Published on June 22nd, 2015 | by Mike Ainscoe0
‘Morrissey’ FAQ – All that’s left to know about this charming man’ – D.McKinney (Backbeat Books)
I do enjoy the FAQ series of books. Having read a few which are of immediate interest as a dedicated fan of a band or artist, the authors often do enough to offer up something on a slightly different perspective even to major fans of a band. While his own autobiography may have been quite hard going, in the true spirit of the FAQ series, the ‘Morrissey FAQ’ is a much more accessible piece of writing. It’s nothing too excessive or complex, which for many is where ‘Autobiography’, despite being from the horse’s mouth, sadly fell short.
Where Morrissey is concerned, the ‘fans’ are clearly divided into two distinct camps, from the obsessive devotees to those who what is fashionably termed, don’t get it, those who worship him as a godlike idol reaching out to be blessed or touch the hem of his coat, and those who can’t stand the bloke, citing his miserably depressing demeanour and songs as enough evidence to condemn him. Denise McKinney clearly belongs in the latter camp and why not unashamedly profess your commitment in the same way that the man himself has made a career of wearing his emotions and opinions boldly on his sleeve.
As for the content, as expected, the bulk of the 350 pages are dedicated to the musical output; the usual album, video and song critiques (including Morrissey’s – don’t call him Moz or Mozzer, he doesn’t like it – work with The Smiths) and the ‘best gigs’ to consider as well as all checking out manner of collaborators, musical and personal influences and band members. Of course, many of the opinions on say, the albums, are subjective and open for discussion – ‘Your Arsenal’ as maybe not his best album but certainly his most rock and roll or ‘glam’ of his early work (maybe with Mick Ronson in the producer’s chair, that’s taken as read) and ‘Vauxhall And I’ as his most perfect album might stimulate a bit of discussion down at the pub over a pint of the maudlin juice.
Like most FAQs, there’s nothing in real depth in any particular way or any attempt at detailed analysis or critique, although heaven knows his lyrics could provide a wealth of material for a psychological case conference of two.
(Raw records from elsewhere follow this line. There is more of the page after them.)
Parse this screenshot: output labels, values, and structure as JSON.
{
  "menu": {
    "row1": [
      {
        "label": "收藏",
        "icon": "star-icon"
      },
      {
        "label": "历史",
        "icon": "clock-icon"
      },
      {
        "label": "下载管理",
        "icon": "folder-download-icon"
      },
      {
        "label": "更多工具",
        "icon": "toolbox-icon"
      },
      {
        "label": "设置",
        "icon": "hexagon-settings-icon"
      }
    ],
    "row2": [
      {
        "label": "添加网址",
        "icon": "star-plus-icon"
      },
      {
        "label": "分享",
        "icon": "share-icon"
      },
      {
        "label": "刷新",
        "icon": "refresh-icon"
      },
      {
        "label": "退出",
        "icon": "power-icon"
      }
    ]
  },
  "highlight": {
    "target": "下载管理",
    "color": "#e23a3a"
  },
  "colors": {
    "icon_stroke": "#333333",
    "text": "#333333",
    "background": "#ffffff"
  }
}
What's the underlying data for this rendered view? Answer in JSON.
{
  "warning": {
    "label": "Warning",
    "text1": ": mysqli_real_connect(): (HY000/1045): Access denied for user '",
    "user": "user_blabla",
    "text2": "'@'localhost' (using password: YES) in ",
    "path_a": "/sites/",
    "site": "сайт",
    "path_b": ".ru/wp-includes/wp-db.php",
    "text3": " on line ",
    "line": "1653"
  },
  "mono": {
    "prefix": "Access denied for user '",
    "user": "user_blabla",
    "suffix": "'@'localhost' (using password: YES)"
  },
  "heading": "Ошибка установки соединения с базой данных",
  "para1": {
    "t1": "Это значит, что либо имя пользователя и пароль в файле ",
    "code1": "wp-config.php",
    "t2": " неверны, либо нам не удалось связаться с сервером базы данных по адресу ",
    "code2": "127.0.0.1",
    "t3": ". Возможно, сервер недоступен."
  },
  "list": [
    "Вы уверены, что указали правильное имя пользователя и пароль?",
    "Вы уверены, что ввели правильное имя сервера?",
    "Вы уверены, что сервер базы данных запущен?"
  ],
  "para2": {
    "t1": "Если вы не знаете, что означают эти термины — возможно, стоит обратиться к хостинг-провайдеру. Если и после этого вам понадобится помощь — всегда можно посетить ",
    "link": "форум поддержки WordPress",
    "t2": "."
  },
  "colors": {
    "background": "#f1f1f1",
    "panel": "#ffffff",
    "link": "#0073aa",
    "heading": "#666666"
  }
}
In fact, the words of wisdom of the great man are something slightly glossed over, amounting to a chapter which barely covers two pages. After all, you could always count on Morrissey for good copy, even if it’s someone else remorselessly praising him or slagging him off.
From an author who obsesses with Morrissey’s hair/quiff and sideburns (apparently at its most luxurious and at an all time greatness on Top Of The Pops in 1988, performing ‘Everyday Is Like Sunday for the record) and who thinks ‘There Is A Light That Never Goes Out’ is the ‘Freebird’ of its generation, you have to smile and allow her the indulgence – after all you can’t fault the passion or the dedication of a true disciple.